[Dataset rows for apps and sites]
=== Section Start ===

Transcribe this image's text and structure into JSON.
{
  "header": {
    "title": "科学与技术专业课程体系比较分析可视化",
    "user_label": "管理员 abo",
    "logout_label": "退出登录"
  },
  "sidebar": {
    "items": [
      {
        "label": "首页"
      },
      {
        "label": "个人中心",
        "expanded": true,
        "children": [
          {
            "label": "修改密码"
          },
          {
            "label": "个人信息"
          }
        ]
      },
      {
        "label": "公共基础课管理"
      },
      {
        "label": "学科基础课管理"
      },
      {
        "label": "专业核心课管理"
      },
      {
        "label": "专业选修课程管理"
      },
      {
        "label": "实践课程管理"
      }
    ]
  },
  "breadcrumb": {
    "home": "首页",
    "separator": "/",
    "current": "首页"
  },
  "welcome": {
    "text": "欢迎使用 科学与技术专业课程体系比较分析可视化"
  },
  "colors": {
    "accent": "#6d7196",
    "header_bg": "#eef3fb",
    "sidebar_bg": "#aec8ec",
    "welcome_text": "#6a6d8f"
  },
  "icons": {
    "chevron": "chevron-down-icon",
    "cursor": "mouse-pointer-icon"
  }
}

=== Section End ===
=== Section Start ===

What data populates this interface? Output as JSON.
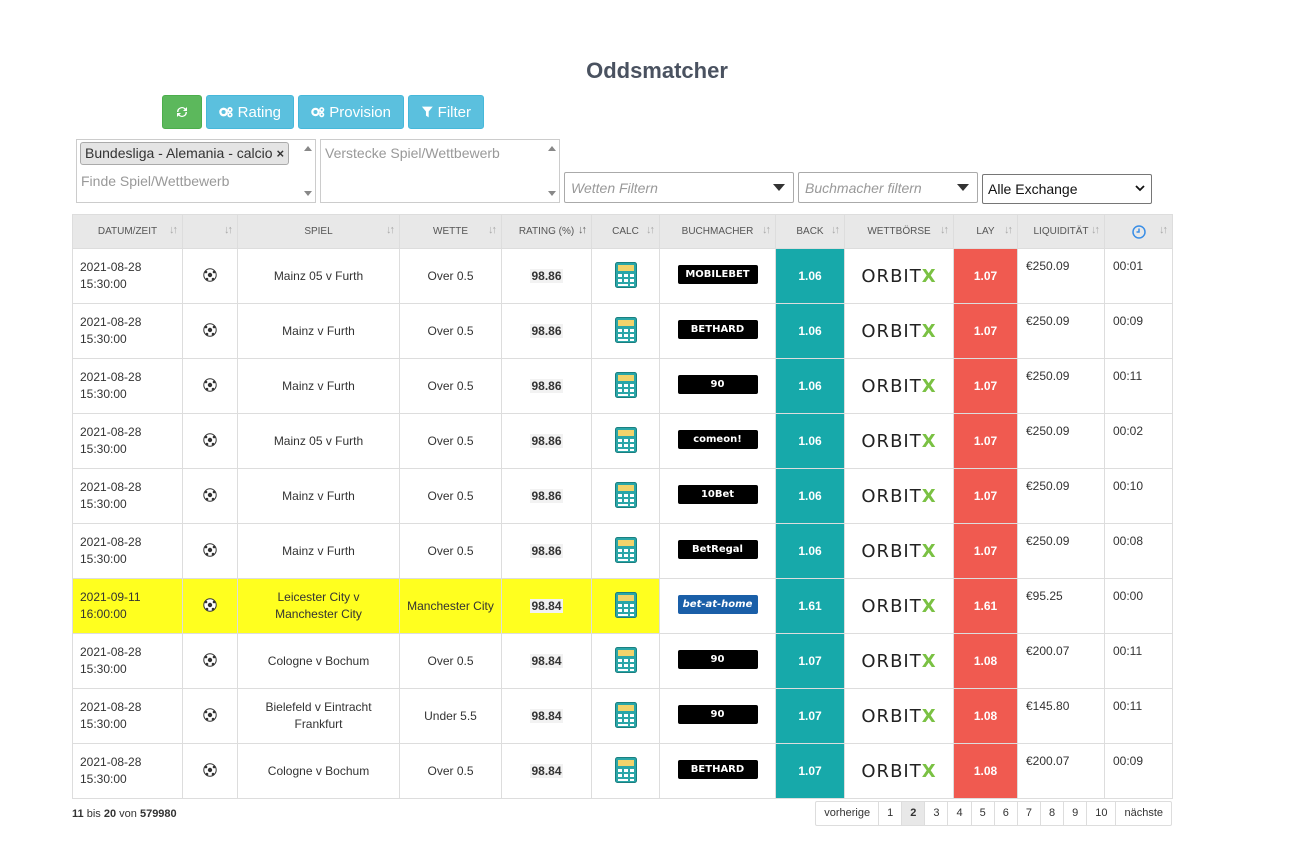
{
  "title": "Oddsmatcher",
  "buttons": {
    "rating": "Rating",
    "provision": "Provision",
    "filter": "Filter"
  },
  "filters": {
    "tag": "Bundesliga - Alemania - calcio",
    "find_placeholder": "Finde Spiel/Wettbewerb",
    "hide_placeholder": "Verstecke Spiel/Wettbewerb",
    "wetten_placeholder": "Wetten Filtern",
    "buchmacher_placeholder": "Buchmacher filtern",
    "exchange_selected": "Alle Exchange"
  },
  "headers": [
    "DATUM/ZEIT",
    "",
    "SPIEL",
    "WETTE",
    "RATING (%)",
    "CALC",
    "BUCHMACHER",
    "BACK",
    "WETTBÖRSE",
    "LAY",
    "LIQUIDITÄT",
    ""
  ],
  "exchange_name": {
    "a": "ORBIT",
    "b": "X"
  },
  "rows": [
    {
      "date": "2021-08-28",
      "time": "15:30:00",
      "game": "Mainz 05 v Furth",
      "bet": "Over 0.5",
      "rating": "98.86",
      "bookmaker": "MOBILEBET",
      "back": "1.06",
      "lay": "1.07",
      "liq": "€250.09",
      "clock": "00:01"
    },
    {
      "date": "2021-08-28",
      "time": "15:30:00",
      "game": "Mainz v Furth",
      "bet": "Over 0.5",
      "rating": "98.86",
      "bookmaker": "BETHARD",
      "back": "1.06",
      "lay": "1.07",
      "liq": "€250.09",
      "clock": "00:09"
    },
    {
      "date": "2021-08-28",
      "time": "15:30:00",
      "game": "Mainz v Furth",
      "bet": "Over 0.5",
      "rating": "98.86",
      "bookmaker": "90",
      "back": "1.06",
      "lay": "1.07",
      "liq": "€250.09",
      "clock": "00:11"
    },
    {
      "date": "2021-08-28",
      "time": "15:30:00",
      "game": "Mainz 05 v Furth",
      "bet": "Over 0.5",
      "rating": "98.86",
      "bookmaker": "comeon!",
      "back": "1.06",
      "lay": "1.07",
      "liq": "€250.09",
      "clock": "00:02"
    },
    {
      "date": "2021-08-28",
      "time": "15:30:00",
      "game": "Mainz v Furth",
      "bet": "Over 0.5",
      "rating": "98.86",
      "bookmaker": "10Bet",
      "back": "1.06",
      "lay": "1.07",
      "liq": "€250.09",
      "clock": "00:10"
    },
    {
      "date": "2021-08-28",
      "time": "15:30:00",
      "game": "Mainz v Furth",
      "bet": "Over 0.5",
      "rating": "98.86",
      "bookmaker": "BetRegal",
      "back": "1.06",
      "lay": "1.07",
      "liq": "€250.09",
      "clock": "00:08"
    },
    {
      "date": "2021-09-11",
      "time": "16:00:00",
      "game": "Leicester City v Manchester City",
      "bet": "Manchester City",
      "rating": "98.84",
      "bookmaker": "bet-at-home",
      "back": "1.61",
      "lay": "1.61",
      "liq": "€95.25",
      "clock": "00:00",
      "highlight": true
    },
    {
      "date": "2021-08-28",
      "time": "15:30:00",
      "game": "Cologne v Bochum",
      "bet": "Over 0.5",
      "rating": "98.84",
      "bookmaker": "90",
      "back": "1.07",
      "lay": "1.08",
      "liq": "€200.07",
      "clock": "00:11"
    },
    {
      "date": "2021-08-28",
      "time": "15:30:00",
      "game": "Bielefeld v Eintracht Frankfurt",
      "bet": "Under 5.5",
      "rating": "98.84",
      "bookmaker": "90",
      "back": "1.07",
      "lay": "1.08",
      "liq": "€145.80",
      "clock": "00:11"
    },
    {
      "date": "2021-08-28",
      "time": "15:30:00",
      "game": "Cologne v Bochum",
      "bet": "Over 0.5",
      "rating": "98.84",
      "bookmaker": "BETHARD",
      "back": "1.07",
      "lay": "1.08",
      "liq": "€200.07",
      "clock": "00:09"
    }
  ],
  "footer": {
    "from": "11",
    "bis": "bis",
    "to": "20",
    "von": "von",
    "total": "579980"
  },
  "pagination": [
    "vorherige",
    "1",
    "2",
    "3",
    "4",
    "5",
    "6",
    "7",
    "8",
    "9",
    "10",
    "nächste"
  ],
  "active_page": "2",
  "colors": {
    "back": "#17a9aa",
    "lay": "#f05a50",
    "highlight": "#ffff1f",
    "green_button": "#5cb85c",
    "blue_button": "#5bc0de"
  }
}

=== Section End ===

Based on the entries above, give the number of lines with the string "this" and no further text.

2